▶ **EXERCISE OBJECTIVE**
Retype the data below, every word of it, exactly.

[Data records for software interfaces]

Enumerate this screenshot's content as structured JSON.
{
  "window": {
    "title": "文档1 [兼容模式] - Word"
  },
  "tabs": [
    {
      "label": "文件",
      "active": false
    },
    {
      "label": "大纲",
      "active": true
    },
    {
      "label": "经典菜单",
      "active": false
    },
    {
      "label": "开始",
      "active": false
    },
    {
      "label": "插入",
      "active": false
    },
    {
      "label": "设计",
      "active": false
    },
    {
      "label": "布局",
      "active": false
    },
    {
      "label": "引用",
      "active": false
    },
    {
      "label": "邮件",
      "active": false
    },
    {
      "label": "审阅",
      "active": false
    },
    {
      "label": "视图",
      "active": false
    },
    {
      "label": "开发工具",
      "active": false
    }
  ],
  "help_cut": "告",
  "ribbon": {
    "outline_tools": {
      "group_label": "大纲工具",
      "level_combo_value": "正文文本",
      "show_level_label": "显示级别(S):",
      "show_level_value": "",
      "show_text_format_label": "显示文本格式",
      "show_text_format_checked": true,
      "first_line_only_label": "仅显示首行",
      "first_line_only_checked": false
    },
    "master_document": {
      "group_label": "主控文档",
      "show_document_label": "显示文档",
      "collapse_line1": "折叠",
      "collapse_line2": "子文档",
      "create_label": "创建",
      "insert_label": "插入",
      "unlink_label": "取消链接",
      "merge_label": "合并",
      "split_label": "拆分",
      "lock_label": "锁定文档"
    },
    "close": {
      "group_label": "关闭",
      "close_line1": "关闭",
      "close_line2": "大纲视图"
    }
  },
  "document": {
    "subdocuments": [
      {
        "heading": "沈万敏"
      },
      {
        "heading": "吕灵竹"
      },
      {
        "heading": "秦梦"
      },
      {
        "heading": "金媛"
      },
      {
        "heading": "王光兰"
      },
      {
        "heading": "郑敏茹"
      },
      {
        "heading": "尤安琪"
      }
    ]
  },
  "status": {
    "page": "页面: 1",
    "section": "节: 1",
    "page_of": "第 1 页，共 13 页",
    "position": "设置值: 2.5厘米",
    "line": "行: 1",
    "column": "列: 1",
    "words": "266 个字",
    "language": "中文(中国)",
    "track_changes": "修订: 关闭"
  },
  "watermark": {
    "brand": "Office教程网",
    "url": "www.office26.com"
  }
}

▶ **OUTPUT FOR THIS TASK**
Enumerate this screenshot's content as structured JSON.
{
  "window": {
    "title": "文档1 [兼容模式] - Word"
  },
  "tabs": [
    {
      "label": "文件",
      "active": false
    },
    {
      "label": "大纲",
      "active": true
    },
    {
      "label": "经典菜单",
      "active": false
    },
    {
      "label": "开始",
      "active": false
    },
    {
      "label": "插入",
      "active": false
    },
    {
      "label": "设计",
      "active": false
    },
    {
      "label": "布局",
      "active": false
    },
    {
      "label": "引用",
      "active": false
    },
    {
      "label": "邮件",
      "active": false
    },
    {
      "label": "审阅",
      "active": false
    },
    {
      "label": "视图",
      "active": false
    },
    {
      "label": "开发工具",
      "active": false
    }
  ],
  "help_cut": "告",
  "ribbon": {
    "outline_tools": {
      "group_label": "大纲工具",
      "level_combo_value": "正文文本",
      "show_level_label": "显示级别(S):",
      "show_level_value": "",
      "show_text_format_label": "显示文本格式",
      "show_text_format_checked": true,
      "first_line_only_label": "仅显示首行",
      "first_line_only_checked": false
    },
    "master_document": {
      "group_label": "主控文档",
      "show_document_label": "显示文档",
      "collapse_line1": "折叠",
      "collapse_line2": "子文档",
      "create_label": "创建",
      "insert_label": "插入",
      "unlink_label": "取消链接",
      "merge_label": "合并",
      "split_label": "拆分",
      "lock_label": "锁定文档"
    },
    "close": {
      "group_label": "关闭",
      "close_line1": "关闭",
      "close_line2": "大纲视图"
    }
  },
  "document": {
    "subdocuments": [
      {
        "heading": "沈万敏"
      },
      {
        "heading": "吕灵竹"
      },
      {
        "heading": "秦梦"
      },
      {
        "heading": "金媛"
      },
      {
        "heading": "王光兰"
      },
      {
        "heading": "郑敏茹"
      },
      {
        "heading": "尤安琪"
      }
    ]
  },
  "status": {
    "page": "页面: 1",
    "section": "节: 1",
    "page_of": "第 1 页，共 13 页",
    "position": "设置值: 2.5厘米",
    "line": "行: 1",
    "column": "列: 1",
    "words": "266 个字",
    "language": "中文(中国)",
    "track_changes": "修订: 关闭"
  },
  "watermark": {
    "brand": "Office教程网",
    "url": "www.office26.com"
  }
}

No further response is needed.